Sexes Eligible for Study:   All
Accepts Healthy Volunteers:   No

Inclusion Criteria

  • Clinical diagnosis of hemiparetic cerebral palsy consistent with criteria in Swaiman and Russman (1999) and Badawi et al. (1998)
  • Recommended for participation in pediatric rehabilitation and/or early intervention
  • Lives within 50 miles of the Civitan Center at University of Alabama at Birmingham or the family is willing to temporarily relocate to the Birmingham area for treatment

Exclusion Criteria

  • Profound bilateral hearing loss with the use of hearing aids
  • Severe visual impairment
  • Serious seizure disorder or uncontrolled seizures
  • Genetic and syndromic conditions historically excluded for CP registries
  • Familial Spastic Paraplegia
  • Ataxic Cerebral Palsy
  • Diagnosis of Pervasive Developmental Disability or autism
  • Serious or recurring medical complications
  • Scheduled for surgery within 12 months of study entry
Contacts and Locations

Information from the National Library of Medicine

To learn more about this study, you or your doctor may contact the study research staff using the contact information provided by the sponsor.
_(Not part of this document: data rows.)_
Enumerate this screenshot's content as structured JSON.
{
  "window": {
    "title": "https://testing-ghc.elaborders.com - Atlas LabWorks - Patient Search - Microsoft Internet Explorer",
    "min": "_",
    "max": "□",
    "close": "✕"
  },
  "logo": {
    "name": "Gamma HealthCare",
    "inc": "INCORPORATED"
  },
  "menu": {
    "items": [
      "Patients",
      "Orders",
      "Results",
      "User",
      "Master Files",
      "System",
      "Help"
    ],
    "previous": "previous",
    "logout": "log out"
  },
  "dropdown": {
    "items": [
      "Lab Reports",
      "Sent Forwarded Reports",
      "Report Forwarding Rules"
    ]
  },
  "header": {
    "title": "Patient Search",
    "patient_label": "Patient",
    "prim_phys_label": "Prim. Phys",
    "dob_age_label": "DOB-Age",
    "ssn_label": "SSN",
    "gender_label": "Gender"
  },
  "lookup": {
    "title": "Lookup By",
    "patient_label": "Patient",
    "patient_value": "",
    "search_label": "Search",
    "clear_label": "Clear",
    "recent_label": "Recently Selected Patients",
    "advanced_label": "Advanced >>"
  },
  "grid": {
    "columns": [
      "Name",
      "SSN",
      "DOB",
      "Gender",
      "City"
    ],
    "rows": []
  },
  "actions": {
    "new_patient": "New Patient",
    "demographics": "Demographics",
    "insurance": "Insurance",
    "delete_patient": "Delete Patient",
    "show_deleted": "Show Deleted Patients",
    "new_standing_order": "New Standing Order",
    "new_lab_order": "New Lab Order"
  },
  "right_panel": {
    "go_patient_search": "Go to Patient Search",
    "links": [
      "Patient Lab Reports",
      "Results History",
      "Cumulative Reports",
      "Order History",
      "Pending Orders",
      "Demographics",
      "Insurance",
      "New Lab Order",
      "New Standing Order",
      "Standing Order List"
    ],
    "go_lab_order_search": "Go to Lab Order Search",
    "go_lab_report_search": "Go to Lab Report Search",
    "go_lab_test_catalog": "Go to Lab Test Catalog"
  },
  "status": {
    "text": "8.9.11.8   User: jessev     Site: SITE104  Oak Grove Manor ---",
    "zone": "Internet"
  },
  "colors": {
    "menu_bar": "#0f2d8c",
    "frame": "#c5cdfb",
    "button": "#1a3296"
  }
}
Please refer to this study by its ClinicalTrials.gov identifier (NCT number): NCT00061139

Contact: Edward Taub, PhD 205-934-2471 etaub@uab.edu
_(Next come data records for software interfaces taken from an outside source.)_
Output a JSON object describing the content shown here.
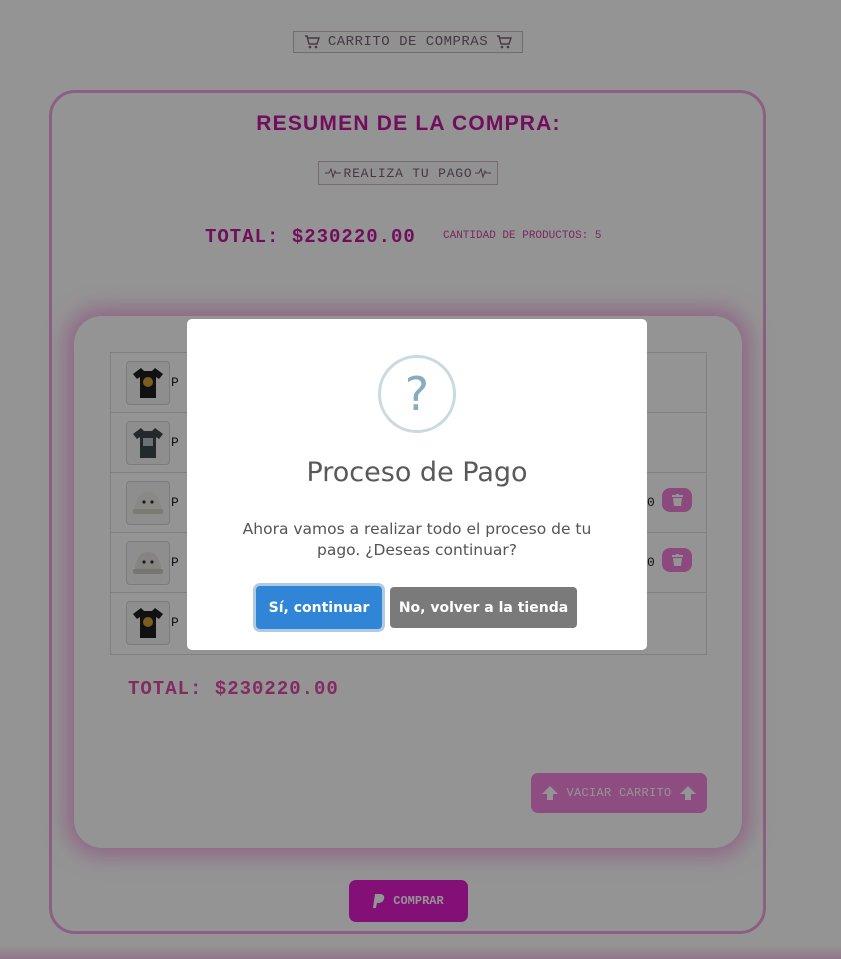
{
  "header": {
    "cart_title": "CARRITO DE COMPRAS",
    "cart_icon": "shopping-cart-icon"
  },
  "summary": {
    "title": "RESUMEN DE LA COMPRA:",
    "pay_label": "REALIZA TU PAGO",
    "total": "TOTAL: $230220.00",
    "quantity": "CANTIDAD DE PRODUCTOS: 5"
  },
  "cart": {
    "rows": [
      {
        "name": "P",
        "image": "black-tshirt-thumbnail",
        "price": "",
        "delete": false
      },
      {
        "name": "P",
        "image": "gray-tshirt-thumbnail",
        "price": "",
        "delete": false
      },
      {
        "name": "P",
        "image": "white-cap-thumbnail",
        "price": "0",
        "delete": true
      },
      {
        "name": "P",
        "image": "white-cap-thumbnail",
        "price": "0",
        "delete": true
      },
      {
        "name": "P",
        "image": "black-tshirt-thumbnail",
        "price": "",
        "delete": false
      }
    ],
    "total": "TOTAL: $230220.00",
    "empty_label": "VACIAR CARRITO",
    "buy_label": "COMPRAR"
  },
  "modal": {
    "icon": "question-icon",
    "icon_glyph": "?",
    "title": "Proceso de Pago",
    "text": "Ahora vamos a realizar todo el proceso de tu pago. ¿Deseas continuar?",
    "confirm_label": "Sí, continuar",
    "cancel_label": "No, volver a la tienda"
  },
  "colors": {
    "brand": "#c2189f",
    "accent_pink": "#f07fd8",
    "confirm": "#3085d6",
    "cancel": "#7a7a7a"
  }
}
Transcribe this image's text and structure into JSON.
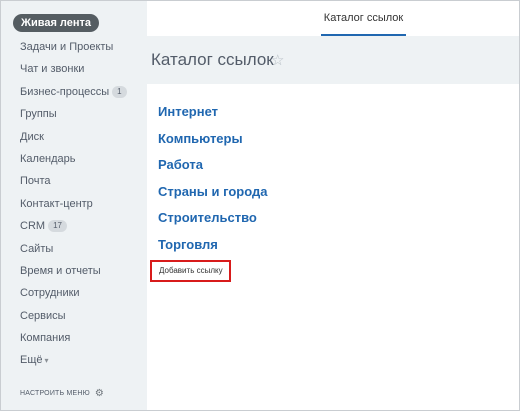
{
  "sidebar": {
    "feed_label": "Живая лента",
    "items": [
      {
        "label": "Задачи и Проекты"
      },
      {
        "label": "Чат и звонки"
      },
      {
        "label": "Бизнес-процессы",
        "counter": "1"
      },
      {
        "label": "Группы"
      },
      {
        "label": "Диск"
      },
      {
        "label": "Календарь"
      },
      {
        "label": "Почта"
      },
      {
        "label": "Контакт-центр"
      },
      {
        "label": "CRM",
        "counter": "17"
      },
      {
        "label": "Сайты"
      },
      {
        "label": "Время и отчеты"
      },
      {
        "label": "Сотрудники"
      },
      {
        "label": "Сервисы"
      },
      {
        "label": "Компания"
      },
      {
        "label": "Ещё"
      }
    ],
    "settings_label": "НАСТРОИТЬ МЕНЮ"
  },
  "topbar": {
    "tab_label": "Каталог ссылок"
  },
  "page": {
    "title": "Каталог ссылок"
  },
  "catalog": {
    "categories": [
      {
        "label": "Интернет"
      },
      {
        "label": "Компьютеры"
      },
      {
        "label": "Работа"
      },
      {
        "label": "Страны и города"
      },
      {
        "label": "Строительство"
      },
      {
        "label": "Торговля"
      }
    ],
    "add_link_label": "Добавить ссылку"
  },
  "colors": {
    "accent": "#2067b0",
    "highlight": "#d81b1b",
    "sidebar_bg": "#eef2f4"
  }
}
United States, Alabama
University of Alabama at Birmingham Recruiting
Birmingham, Alabama, United States, 35294
Contact: Edward Taub, PhD    205-934-2471    etaub@uab.edu   
Principal Investigator: Edward Taub, PhD         
Sponsors and Collaborators
Eunice Kennedy Shriver National Institute of Child Health and Human Development (NICHD)
Principal Investigator: Edward Taub, PhD University of Alabama at Birmingham
More Information
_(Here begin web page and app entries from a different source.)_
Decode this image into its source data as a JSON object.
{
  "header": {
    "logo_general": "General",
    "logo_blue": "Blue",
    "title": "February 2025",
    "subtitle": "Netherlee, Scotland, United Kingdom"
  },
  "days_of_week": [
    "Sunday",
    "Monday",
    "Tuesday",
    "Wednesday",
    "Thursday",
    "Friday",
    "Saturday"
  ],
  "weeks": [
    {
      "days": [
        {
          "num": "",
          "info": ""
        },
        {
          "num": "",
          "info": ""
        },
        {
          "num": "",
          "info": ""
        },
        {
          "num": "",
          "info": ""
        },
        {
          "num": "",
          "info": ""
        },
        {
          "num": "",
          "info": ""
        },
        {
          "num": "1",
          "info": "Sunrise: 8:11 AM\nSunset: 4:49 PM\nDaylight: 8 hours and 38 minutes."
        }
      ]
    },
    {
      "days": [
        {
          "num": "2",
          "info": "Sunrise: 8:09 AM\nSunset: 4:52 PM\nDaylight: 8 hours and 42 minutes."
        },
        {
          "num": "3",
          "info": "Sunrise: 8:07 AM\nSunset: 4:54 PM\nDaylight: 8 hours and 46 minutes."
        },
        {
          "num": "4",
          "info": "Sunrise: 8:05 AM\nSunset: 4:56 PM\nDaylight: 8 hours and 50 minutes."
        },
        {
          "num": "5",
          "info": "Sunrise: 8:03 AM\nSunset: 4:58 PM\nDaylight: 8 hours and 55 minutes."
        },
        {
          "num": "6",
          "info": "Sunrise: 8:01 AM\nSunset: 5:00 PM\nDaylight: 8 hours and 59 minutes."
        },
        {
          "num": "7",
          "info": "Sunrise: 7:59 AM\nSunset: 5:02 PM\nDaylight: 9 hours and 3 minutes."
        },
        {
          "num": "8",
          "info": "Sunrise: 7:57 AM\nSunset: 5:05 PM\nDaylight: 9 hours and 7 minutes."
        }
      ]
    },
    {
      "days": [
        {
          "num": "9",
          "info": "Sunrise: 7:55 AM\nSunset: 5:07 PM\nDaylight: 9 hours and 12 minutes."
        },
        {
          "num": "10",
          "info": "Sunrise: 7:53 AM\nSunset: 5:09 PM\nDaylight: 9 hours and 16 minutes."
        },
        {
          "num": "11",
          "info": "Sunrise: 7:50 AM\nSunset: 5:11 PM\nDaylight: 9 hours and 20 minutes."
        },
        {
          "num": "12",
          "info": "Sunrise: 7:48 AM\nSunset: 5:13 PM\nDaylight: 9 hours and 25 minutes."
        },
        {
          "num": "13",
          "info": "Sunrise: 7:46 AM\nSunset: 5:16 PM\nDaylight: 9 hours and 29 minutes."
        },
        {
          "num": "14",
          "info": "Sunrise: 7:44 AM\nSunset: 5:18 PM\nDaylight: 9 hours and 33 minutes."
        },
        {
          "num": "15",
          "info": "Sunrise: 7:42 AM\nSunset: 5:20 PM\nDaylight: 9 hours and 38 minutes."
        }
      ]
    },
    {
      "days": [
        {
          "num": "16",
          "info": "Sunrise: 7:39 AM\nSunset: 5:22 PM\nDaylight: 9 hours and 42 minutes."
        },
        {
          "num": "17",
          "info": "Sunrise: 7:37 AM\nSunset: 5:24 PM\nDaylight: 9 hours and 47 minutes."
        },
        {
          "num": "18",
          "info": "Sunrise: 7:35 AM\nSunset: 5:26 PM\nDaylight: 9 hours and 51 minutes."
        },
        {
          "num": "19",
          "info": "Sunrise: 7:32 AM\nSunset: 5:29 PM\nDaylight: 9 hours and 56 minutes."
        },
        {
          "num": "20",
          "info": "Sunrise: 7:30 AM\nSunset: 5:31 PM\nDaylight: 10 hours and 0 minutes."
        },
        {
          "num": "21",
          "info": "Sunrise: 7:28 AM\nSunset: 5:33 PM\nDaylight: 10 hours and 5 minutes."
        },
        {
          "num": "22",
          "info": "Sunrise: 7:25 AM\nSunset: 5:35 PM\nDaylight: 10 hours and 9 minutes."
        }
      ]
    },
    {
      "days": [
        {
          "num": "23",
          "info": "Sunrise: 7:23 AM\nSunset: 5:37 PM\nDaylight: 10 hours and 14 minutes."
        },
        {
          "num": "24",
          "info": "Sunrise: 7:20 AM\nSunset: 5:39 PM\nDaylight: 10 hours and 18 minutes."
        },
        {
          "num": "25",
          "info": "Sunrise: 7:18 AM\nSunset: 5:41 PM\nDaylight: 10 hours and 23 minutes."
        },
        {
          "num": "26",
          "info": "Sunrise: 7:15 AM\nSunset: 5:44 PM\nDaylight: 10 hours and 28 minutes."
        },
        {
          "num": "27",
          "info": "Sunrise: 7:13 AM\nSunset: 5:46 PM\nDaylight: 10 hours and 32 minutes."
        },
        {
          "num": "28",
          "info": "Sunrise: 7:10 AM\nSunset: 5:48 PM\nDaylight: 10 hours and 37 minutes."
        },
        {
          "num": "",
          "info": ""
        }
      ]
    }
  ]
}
ClinicalTrials.gov Identifier: NCT00061139     History of Changes
Other Study ID Numbers: R01HD040692 ( U.S. NIH Grant/Contract )
First Posted: May 22, 2003    Key Record Dates
Last Update Posted: June 24, 2005
Last Verified: April 2003

Keywords provided by Eunice Kennedy Shriver National Institute of Child Health and Human Development (NICHD):
Cerebral palsy
Pediatric CI therapy
Upper extremity
Limb restraint

Additional relevant MeSH terms:
Cerebral Palsy
Brain Damage, Chronic
Brain Diseases
Central Nervous System Diseases
Nervous System Diseases